used for a function of three real numbers, the latter of which can
be the coordinates of a position in space. Such fields can be used
to mathematically model physical fields, physical phenomena which
vary over space.
A **scalar field** is a function over space that maps to a scalar
(single number) and a physical phenomenon it might represent is
temperature throughout some space (e.g., a precise temperature
throughout every point in a room of some house). A **vector field**
is a function over space that maps to a vector, such as could
represent the air-movement velocity at every point in such a room.
Such mathematical fields are ubiquitous in physics and astrophysics
models, and a type of calculus (**vector calculus**) deals with them,
using such operators as **gradient**, **curl**, and **divergence**.

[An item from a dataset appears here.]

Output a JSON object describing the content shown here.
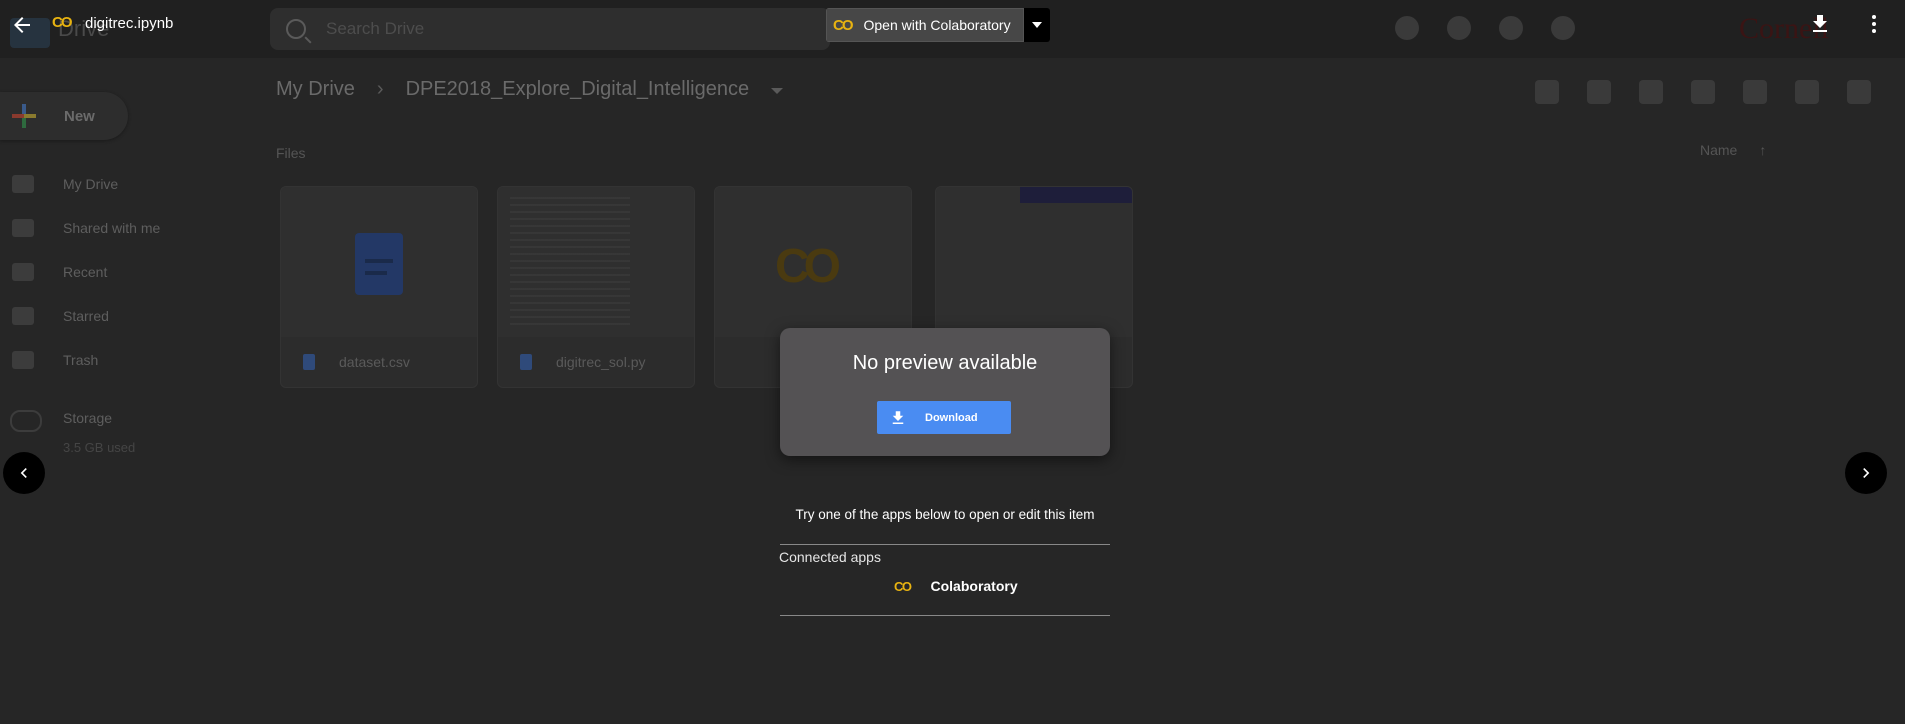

Characteristics of fields are often explained and/or illustrated using two dimensions since many characteristics of three dimensions will hold. An example of a scalar function on two dimensions is the altitude of each point on some plot of land. The gradient of this function results in a vector function of the same two dimensions indicating the direction "most upward" traveling across a point on the plot of land, with a vector magnitude indicating its steepness. The identical principle applies to the scalar field cited above: the three-dimensional case of temperature throughout a room: the gradient of the scalar field yields a vector field indicating direction over which temperature rises most rapidly with distance and how rapid it rises in that direction.

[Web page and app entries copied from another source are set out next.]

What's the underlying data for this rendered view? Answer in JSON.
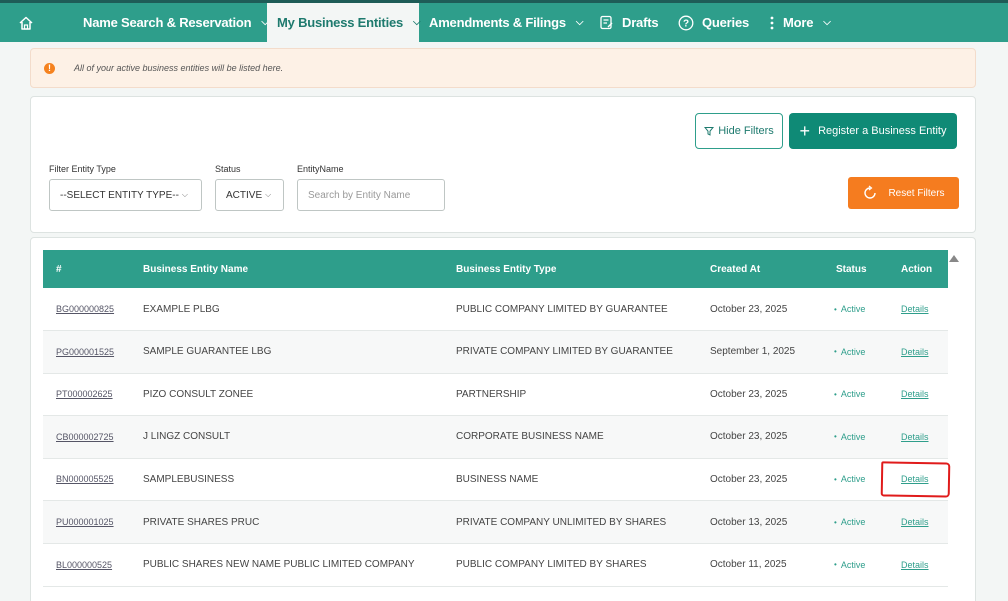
{
  "nav": {
    "items": [
      {
        "label": "",
        "icon": "home-icon"
      },
      {
        "label": "Name Search & Reservation"
      },
      {
        "label": "My Business Entities"
      },
      {
        "label": "Amendments & Filings"
      },
      {
        "label": "Drafts",
        "icon": "drafts-icon"
      },
      {
        "label": "Queries",
        "icon": "question-icon"
      },
      {
        "label": "More",
        "icon": "kebab-icon"
      }
    ],
    "active_index": 2
  },
  "banner": {
    "icon": "alert-icon",
    "text": "All of your active business entities will be listed here."
  },
  "filters": {
    "hide_filters_label": "Hide Filters",
    "register_label": "Register a Business Entity",
    "reset_label": "Reset Filters",
    "entity_type": {
      "label": "Filter Entity Type",
      "value": "--SELECT ENTITY TYPE--"
    },
    "status": {
      "label": "Status",
      "value": "ACTIVE"
    },
    "entity_name": {
      "label": "EntityName",
      "placeholder": "Search by Entity Name"
    }
  },
  "table": {
    "columns": [
      "#",
      "Business Entity Name",
      "Business Entity Type",
      "Created At",
      "Status",
      "Action"
    ],
    "rows": [
      {
        "id": "BG000000825",
        "name": "EXAMPLE PLBG",
        "type": "PUBLIC COMPANY LIMITED BY GUARANTEE",
        "created": "October 23, 2025",
        "status": "Active",
        "action": "Details"
      },
      {
        "id": "PG000001525",
        "name": "SAMPLE GUARANTEE LBG",
        "type": "PRIVATE COMPANY LIMITED BY GUARANTEE",
        "created": "September 1, 2025",
        "status": "Active",
        "action": "Details"
      },
      {
        "id": "PT000002625",
        "name": "PIZO CONSULT ZONEE",
        "type": "PARTNERSHIP",
        "created": "October 23, 2025",
        "status": "Active",
        "action": "Details"
      },
      {
        "id": "CB000002725",
        "name": "J LINGZ CONSULT",
        "type": "CORPORATE BUSINESS NAME",
        "created": "October 23, 2025",
        "status": "Active",
        "action": "Details"
      },
      {
        "id": "BN000005525",
        "name": "SAMPLEBUSINESS",
        "type": "BUSINESS NAME",
        "created": "October 23, 2025",
        "status": "Active",
        "action": "Details"
      },
      {
        "id": "PU000001025",
        "name": "PRIVATE SHARES PRUC",
        "type": "PRIVATE COMPANY UNLIMITED BY SHARES",
        "created": "October 13, 2025",
        "status": "Active",
        "action": "Details"
      },
      {
        "id": "BL000000525",
        "name": "PUBLIC SHARES NEW NAME PUBLIC LIMITED COMPANY",
        "type": "PUBLIC COMPANY LIMITED BY SHARES",
        "created": "October 11, 2025",
        "status": "Active",
        "action": "Details"
      }
    ]
  },
  "colors": {
    "brand": "#2e9e8b",
    "accent": "#f57c1f",
    "annotation": "#e01b1b"
  }
}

Among the applications are gravitational fields, electric fields, and magnetic fields (vector fields), and gravitational potential and electric potential (scalar fields). Maxwell's equations are generally represented as equations of fields, incorporating vector calculus.

Such three dimensional fields are well-adapted to non-relativistic physics, describing the state of things at a particular instant. Dealing with fields in light of relativity requires some adaptation, dealing with four dimensions (e.g., Einstein's Einstein's field equation), or with the three dimensions of some well-defined slice of spacetime, etc.

The term **field** has other uses in mathematics, for other meanings,
including **abstract algebra**, where it is a type of **group**
with additional characteristics (also qualifying as a **ring** and
an **algebra**). This usage may well also arise in astrophysics
since abstract algebra has found applications in physics.

http://en.wikipedia.org/wiki/Scalar_field

http://en.wikipedia.org/wiki/Vector_field

adaptive mesh refinement (AMR)

baroclinicity

broad-line region (BLR)

CMB polarization

Darcy velocity field

electric field (E)

field

field lines

finite volume method (FVM)

gravitational field

gravitational potential (Φ)

magnetic field strength (H)

Legendre polynomials

magnetic flux density (B)

physical field

Poisson's equation

polarization modes

vortensity

Reynolds decomposition

scalar-tensor gravity

vortex